What the exercise asks: Search the data below for the word "mySandbox" and copy each line that holds it.
─── Materials provided ───
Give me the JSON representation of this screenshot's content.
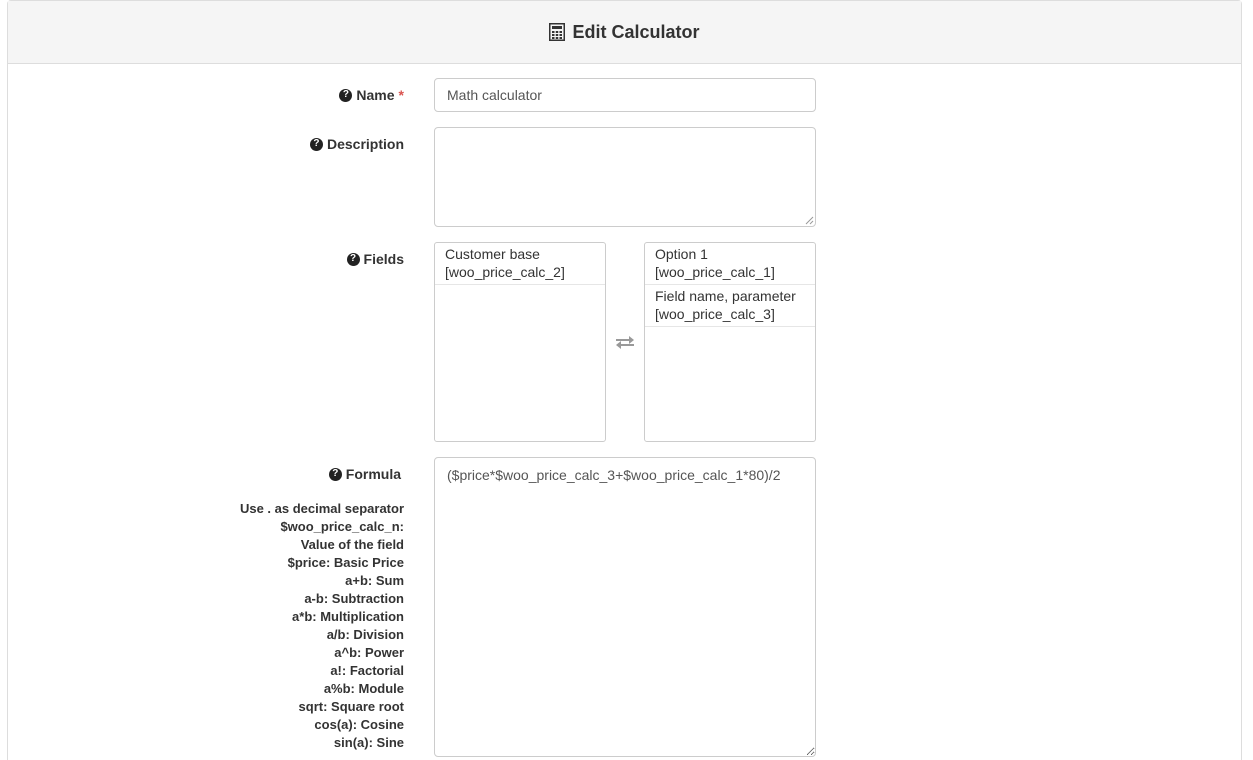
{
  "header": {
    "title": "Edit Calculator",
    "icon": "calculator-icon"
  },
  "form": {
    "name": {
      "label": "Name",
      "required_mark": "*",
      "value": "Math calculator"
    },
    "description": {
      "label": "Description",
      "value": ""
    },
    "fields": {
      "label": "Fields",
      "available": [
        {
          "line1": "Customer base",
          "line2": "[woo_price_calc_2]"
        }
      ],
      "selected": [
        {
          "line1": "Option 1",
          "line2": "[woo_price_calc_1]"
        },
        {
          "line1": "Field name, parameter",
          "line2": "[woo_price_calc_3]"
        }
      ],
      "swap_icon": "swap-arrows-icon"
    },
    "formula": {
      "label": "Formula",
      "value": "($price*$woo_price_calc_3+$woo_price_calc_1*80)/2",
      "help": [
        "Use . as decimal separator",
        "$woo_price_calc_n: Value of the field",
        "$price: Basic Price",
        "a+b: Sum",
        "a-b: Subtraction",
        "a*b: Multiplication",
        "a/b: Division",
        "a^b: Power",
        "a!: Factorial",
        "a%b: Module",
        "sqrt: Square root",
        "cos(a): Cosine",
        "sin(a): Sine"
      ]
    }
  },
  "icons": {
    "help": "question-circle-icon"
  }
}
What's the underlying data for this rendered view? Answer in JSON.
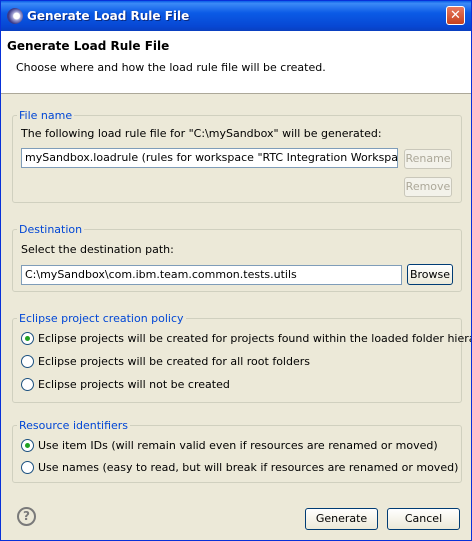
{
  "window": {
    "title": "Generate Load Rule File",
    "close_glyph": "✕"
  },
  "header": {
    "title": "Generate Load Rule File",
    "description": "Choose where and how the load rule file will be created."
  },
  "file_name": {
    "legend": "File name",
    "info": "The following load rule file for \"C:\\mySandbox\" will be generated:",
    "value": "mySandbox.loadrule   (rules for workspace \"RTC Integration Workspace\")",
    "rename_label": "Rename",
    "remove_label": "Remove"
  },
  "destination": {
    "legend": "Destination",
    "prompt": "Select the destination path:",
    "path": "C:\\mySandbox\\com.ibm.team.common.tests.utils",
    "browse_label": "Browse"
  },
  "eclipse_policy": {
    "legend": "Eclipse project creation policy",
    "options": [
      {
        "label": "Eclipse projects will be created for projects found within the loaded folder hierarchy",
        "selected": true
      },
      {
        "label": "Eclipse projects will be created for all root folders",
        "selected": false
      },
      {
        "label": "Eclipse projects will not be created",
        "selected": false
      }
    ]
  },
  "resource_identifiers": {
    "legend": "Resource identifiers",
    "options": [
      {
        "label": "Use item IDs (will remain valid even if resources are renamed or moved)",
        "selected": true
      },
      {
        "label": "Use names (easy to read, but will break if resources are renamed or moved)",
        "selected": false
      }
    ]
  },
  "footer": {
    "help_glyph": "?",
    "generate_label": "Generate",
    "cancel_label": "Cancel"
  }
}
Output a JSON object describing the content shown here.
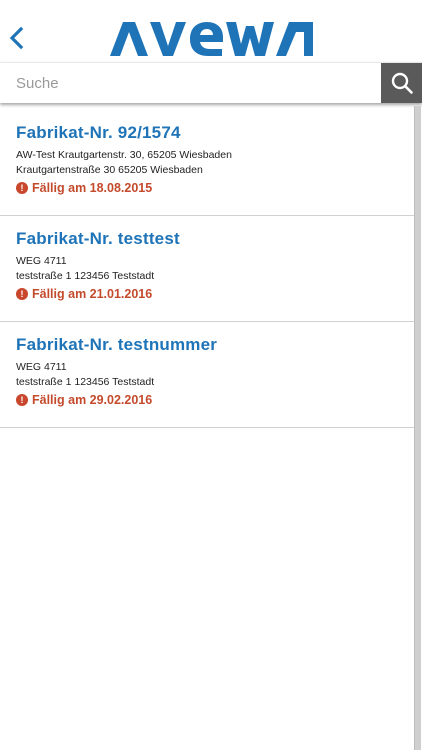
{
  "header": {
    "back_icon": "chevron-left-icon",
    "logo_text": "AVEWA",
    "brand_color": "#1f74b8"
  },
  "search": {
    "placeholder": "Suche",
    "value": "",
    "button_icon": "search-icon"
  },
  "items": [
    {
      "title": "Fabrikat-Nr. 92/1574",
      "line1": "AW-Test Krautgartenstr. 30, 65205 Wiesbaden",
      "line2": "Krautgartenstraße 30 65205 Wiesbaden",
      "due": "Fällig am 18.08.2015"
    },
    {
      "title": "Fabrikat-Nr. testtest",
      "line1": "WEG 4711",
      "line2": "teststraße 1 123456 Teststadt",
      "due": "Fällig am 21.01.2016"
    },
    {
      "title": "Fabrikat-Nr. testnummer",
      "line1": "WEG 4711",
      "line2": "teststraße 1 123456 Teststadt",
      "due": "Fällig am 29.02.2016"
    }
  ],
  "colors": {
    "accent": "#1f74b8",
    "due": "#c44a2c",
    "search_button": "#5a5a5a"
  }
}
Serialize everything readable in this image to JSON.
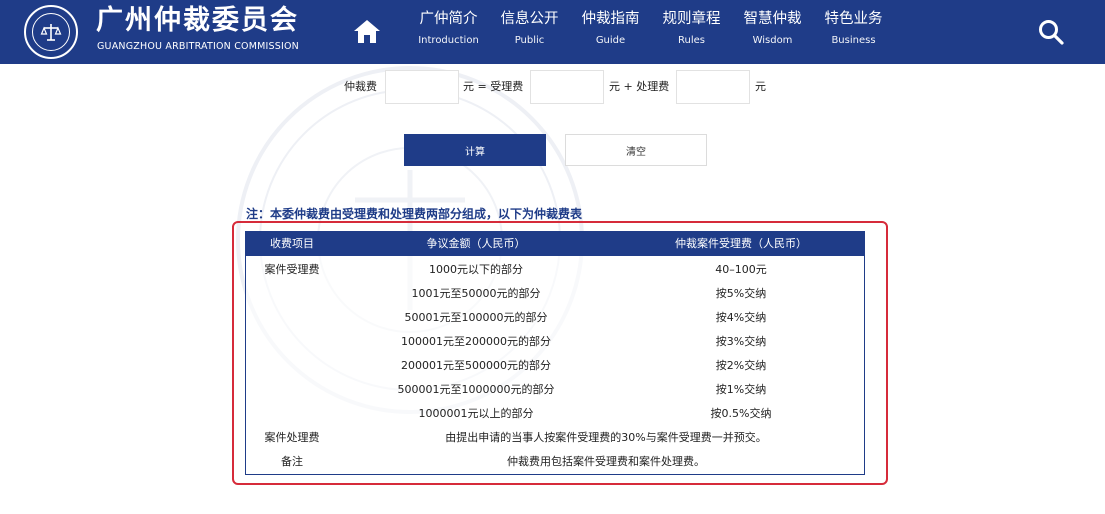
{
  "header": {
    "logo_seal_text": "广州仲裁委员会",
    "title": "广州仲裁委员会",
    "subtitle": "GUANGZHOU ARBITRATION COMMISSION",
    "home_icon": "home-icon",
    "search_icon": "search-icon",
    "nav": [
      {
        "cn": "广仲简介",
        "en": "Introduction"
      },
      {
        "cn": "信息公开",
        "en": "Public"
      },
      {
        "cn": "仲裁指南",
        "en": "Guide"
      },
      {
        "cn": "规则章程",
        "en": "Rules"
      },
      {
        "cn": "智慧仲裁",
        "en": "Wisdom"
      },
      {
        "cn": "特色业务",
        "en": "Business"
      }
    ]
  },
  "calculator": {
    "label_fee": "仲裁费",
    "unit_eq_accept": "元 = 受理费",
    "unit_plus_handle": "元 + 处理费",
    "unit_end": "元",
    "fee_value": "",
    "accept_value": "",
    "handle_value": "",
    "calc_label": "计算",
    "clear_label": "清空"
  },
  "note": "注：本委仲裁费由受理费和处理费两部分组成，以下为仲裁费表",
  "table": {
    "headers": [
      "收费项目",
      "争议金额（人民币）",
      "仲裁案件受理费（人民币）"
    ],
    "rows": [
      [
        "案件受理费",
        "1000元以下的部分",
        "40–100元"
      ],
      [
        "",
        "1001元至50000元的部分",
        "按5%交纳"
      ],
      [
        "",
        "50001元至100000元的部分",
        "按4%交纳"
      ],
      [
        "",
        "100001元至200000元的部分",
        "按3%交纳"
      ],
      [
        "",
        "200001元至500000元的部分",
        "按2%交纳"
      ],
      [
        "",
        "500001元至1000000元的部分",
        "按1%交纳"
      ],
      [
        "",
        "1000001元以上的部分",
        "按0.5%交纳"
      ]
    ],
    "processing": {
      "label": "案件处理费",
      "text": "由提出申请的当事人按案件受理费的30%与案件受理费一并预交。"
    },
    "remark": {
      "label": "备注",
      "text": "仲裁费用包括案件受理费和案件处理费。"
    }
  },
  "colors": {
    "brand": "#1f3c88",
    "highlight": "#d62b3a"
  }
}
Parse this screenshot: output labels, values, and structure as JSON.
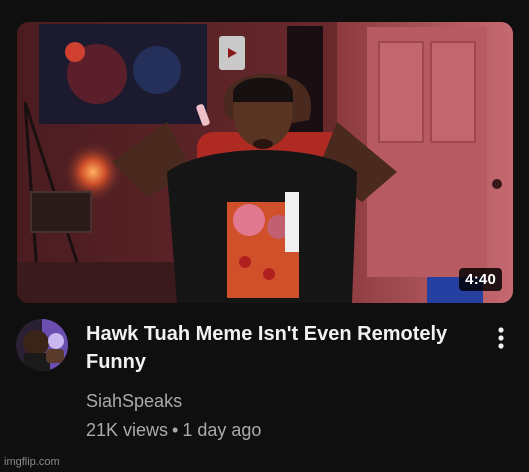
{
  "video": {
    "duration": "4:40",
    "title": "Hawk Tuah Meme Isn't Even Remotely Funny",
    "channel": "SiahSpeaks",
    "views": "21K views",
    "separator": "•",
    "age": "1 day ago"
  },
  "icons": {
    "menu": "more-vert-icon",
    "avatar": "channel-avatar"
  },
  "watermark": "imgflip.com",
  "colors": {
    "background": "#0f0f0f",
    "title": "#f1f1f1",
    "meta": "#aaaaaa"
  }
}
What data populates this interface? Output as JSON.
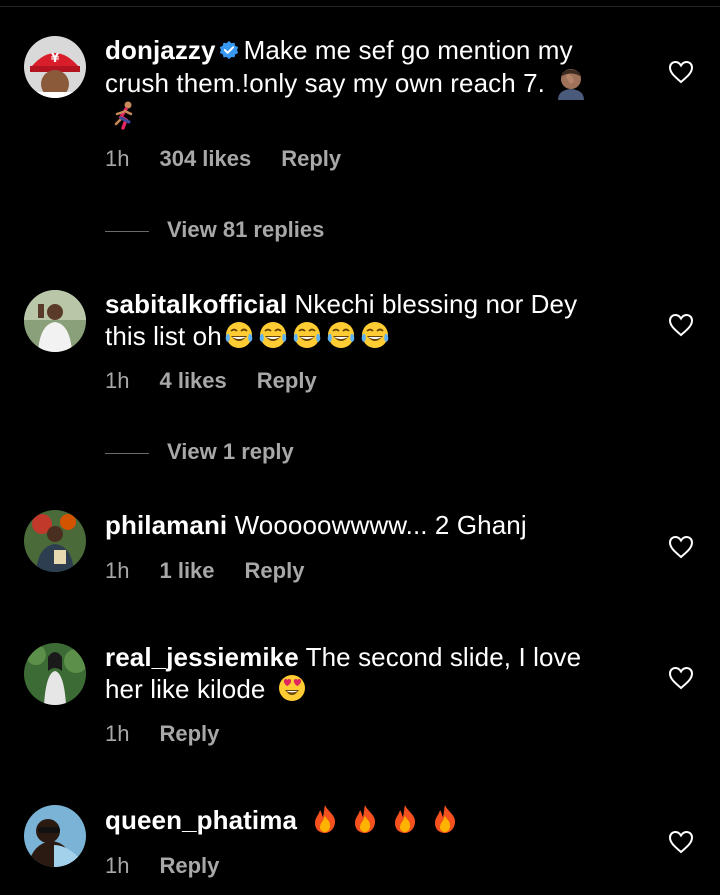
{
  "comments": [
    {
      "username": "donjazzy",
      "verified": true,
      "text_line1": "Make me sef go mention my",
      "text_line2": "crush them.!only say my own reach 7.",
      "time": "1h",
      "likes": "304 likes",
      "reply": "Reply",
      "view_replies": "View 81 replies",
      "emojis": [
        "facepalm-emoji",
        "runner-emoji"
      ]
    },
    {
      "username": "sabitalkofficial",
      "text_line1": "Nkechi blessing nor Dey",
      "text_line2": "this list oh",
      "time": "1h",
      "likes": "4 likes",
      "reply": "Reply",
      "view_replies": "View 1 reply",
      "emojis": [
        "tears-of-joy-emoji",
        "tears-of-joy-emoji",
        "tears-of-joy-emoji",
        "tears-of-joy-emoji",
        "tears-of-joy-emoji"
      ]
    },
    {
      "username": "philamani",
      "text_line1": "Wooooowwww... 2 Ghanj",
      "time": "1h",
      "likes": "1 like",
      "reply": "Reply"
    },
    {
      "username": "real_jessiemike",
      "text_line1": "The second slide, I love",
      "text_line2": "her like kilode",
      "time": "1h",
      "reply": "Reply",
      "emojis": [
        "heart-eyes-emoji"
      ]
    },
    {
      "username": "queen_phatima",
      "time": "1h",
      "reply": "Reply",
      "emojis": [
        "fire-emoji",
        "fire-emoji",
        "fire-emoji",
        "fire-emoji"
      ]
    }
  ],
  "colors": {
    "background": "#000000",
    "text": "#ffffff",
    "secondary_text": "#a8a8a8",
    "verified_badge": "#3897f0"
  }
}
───
Written response:
    "info": "The following load rule file for \"C:\\mySandbox\" will be generated:",
    "value": "mySandbox.loadrule   (rules for workspace \"RTC Integration Workspace\")",
    "path": "C:\\mySandbox\\com.ibm.team.common.tests.utils",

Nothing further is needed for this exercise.